On tour promoting Days of Infamy, a new novel about World War II he coauthored with history professor William Forstchen, former Speaker of the House Newt Gingrich responded during a Q&A session at a New York bookstore with an unusual, even provocative, perspective about why the United States hasn’t been hit with more terrorist attacks. “I honestly don’t know,” he told a questioner, “I would have expected another attack.” Not leaving it at that, the ever-loquacious ex-congressman, who once taught history himself, called the absence of additional terrorism “one of the great tragedies of the Bush administration.”
In March 2007, President Bush joined Mexico’s President Calderon in Merida, Mexico, for a three-day visit aimed at advancing the economic and political convergence agenda of the North American Security and Prosperity Partnership (SPP). In October, President Bush announced his “Merida Initiative,” a scheme to give $1.4 billion in aid to Mexico’s police and military over three years, ostensibly to fight Mexico’s notorious drug cartels.

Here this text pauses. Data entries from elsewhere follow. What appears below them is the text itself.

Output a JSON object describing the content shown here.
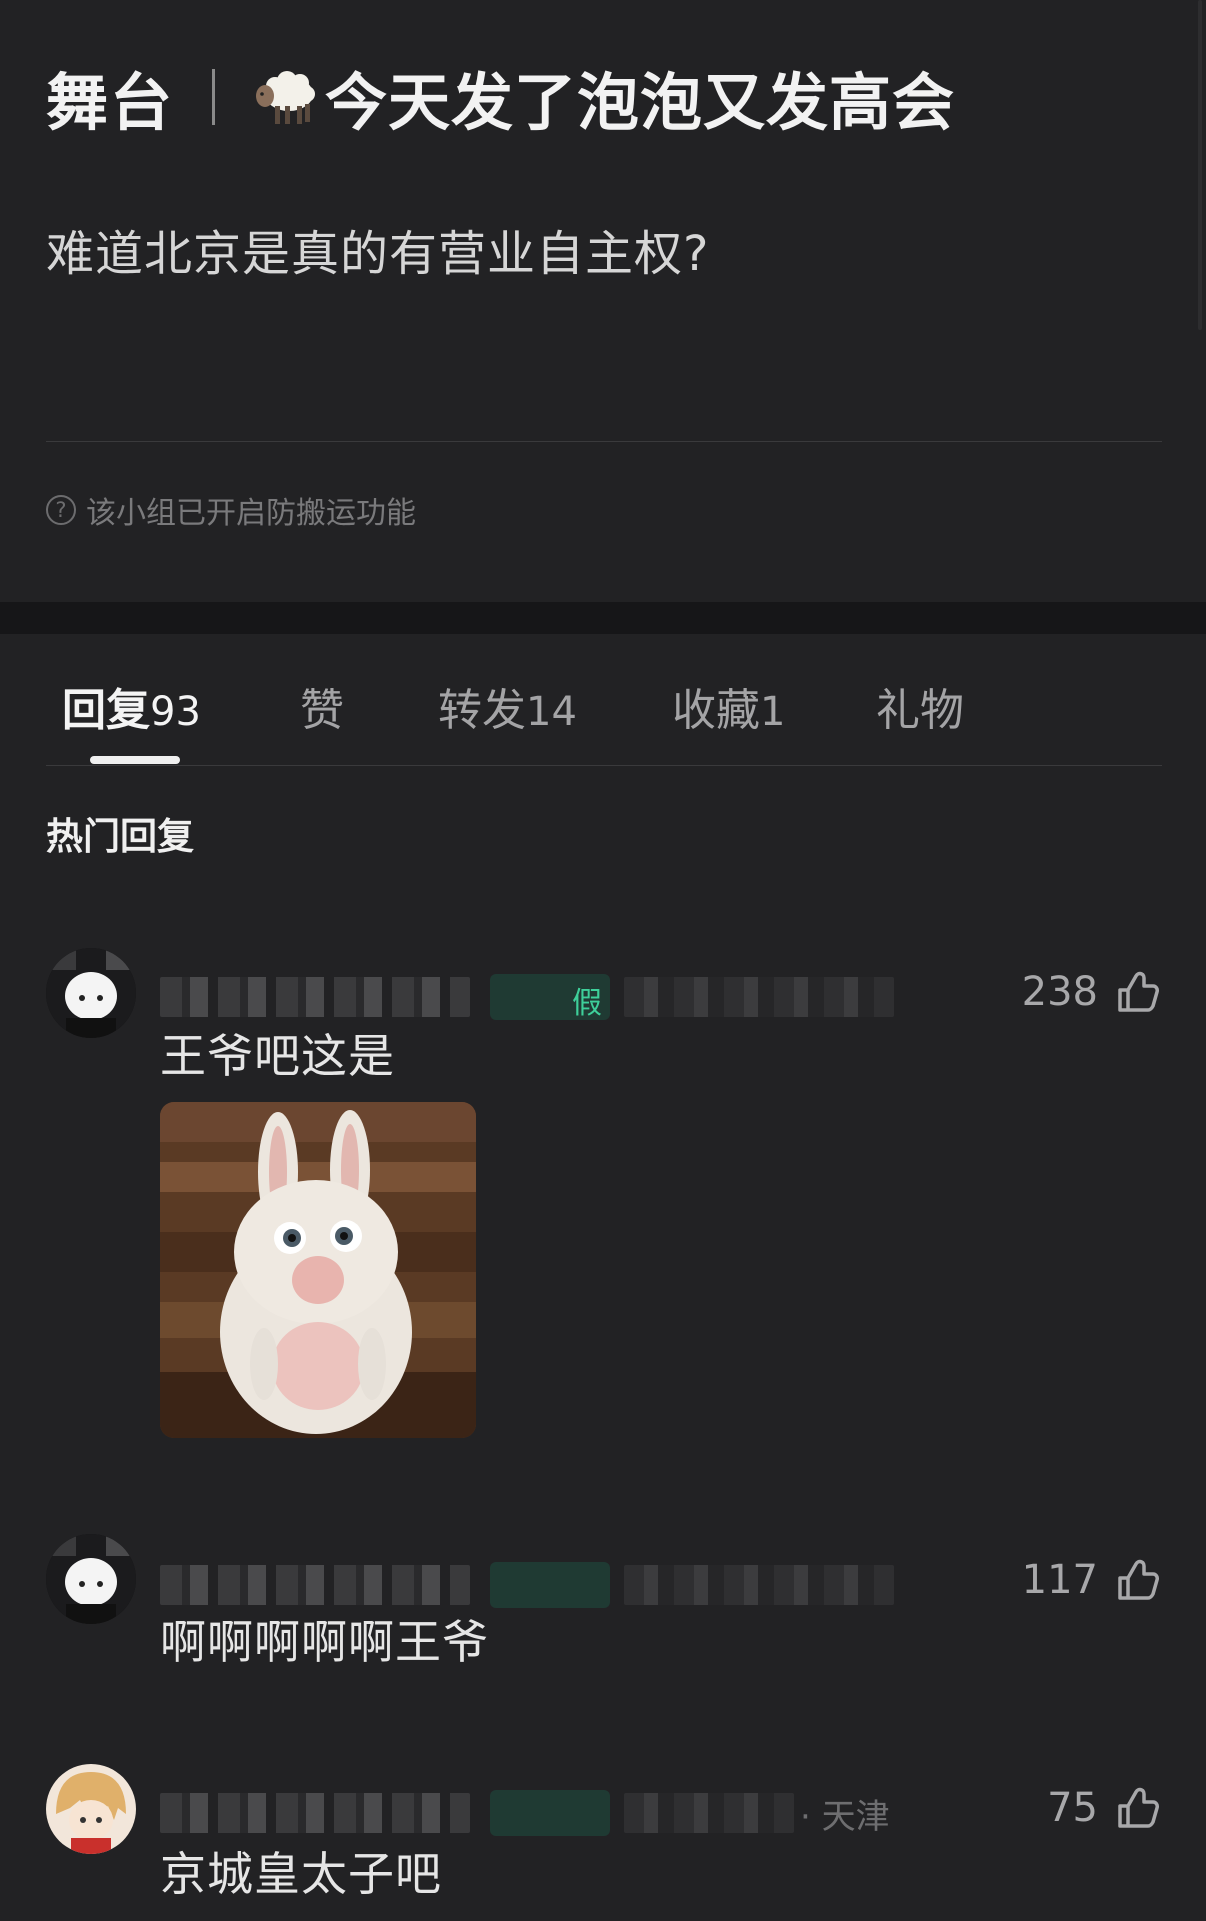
{
  "post": {
    "group_name": "舞台",
    "title": "今天发了泡泡又发高会",
    "body": "难道北京是真的有营业自主权?",
    "notice": "该小组已开启防搬运功能"
  },
  "tabs": [
    {
      "label": "回复",
      "count": "93",
      "active": true
    },
    {
      "label": "赞",
      "count": ""
    },
    {
      "label": "转发",
      "count": "14"
    },
    {
      "label": "收藏",
      "count": "1"
    },
    {
      "label": "礼物",
      "count": ""
    }
  ],
  "section_title": "热门回复",
  "comments": [
    {
      "badge": "假",
      "time_location": "",
      "likes": "238",
      "text": "王爷吧这是",
      "has_image": true,
      "image_desc": "rabbid-bunny-image"
    },
    {
      "badge": "",
      "time_location": "",
      "likes": "117",
      "text": "啊啊啊啊啊王爷",
      "has_image": false
    },
    {
      "badge": "",
      "time_location": "· 天津",
      "likes": "75",
      "text": "京城皇太子吧",
      "has_image": false
    }
  ],
  "colors": {
    "background": "#222224",
    "badge_green": "#3ecf9a",
    "text_primary": "#e6e6e6",
    "text_secondary": "#6e6e70"
  },
  "icons": [
    "sheep-icon",
    "help-icon",
    "thumbs-up-icon"
  ]
}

President Bush joined over 1,100 participants at the World Economic Forum’s (WEF) Middle East conference at Sharm el-Sheihk, Egypt, May 18-20. The Palestinian-Israeli conflict was one of the center-stage items, and the conference provided added pressure to follow through with the U.S.-backed Paris donor conference pledges of 2007, at which the United States and other countries promised a massive $7.7 billion aid package to the Palestinian Authority run by terrorist Mahmoud Abbas and the PLO.
Is President Bush planning a military strike against Iran (and perhaps Syria too) before leaving office? The administration’s internationalist neoconservative advisers continue to push for it, as does the neocon talk-radio chorus. The president gave some telling nods in that direction during his recent Middle East trip.
Over the past several decades, many who have attended a patriotic rally may have had the pleasure of seeing and hearing from an imposing six-foot, six-inch creature dressed in revolutionary garb while delivering a message about the wonder of America and the biblical beliefs of its Founders. That man is Garrett Lear, known from coast to coast as “The Patriot Pastor.” After sharing a platform with him on numerous occasions, publisher John McManus had an opportunity to interview him for our readers.
The Gulf Coast community of Naples, Florida, is known more for its numerous golf courses and palm-tree lined planned retirement communities than for controversy and dissent, but Planned Parenthood's decision to perform abortions here created quite a stir when the facility began performing the once-banned procedures on September 14.
Terri Schiavo, the brain-damaged woman who died on March 31, 2005, 13 days after being denied nutrition and hydration at the order of Florida Judge George W. Greer, was honored yesterday at a special memorial service on the fourth anniversary of her death. The "National Mass for Terri's Day" was celebrated at the Oratory in Ave Maria, Florida, by Father Frank Pavone, president of Priests for Life. Father Thomas Euteneuer, president of Human Life International (HLI), was scheduled to co-celebrate, but arrived late because his plane was delayed. The Front Royal, Virginia-based HLI describes its mission as "to create effective opposition to the culture of death around the world."
Photographers Christopher Jasper and Sam Antonio attended the Movieguide awards for The New American. In addition to getting some great photos, they also recorded several interviews with actors and directors on video. To watch, click here. To find more coverage of the Movieguide awards, read the article "Movieguide's 'Faith & Values Awards'" by Liana Stanley.
Yesterday, January 22, saw a veritable army of pro-lifers participate in the 35th annual March for Life in Washington, D.C. This demonstration of public sentiment was first held in 1974 to mark the first anniversary of the Supreme Court’s Roe v. Wade decision. In that decision, of course, the Supreme Court ruled that all state laws prohibiting abortion were unconstitutional. Since then, an estimated 50,000,000 babies have been killed in the womb in the United States.
Americans who came from all over the United States gathered in our nation's capital on January 22 to participate in the 35th annual March for Life. Though official attendance figures were unavailable as we write, observers speaking on the EWTN television network said it appeared the number of marchers exceed last year's 200,000.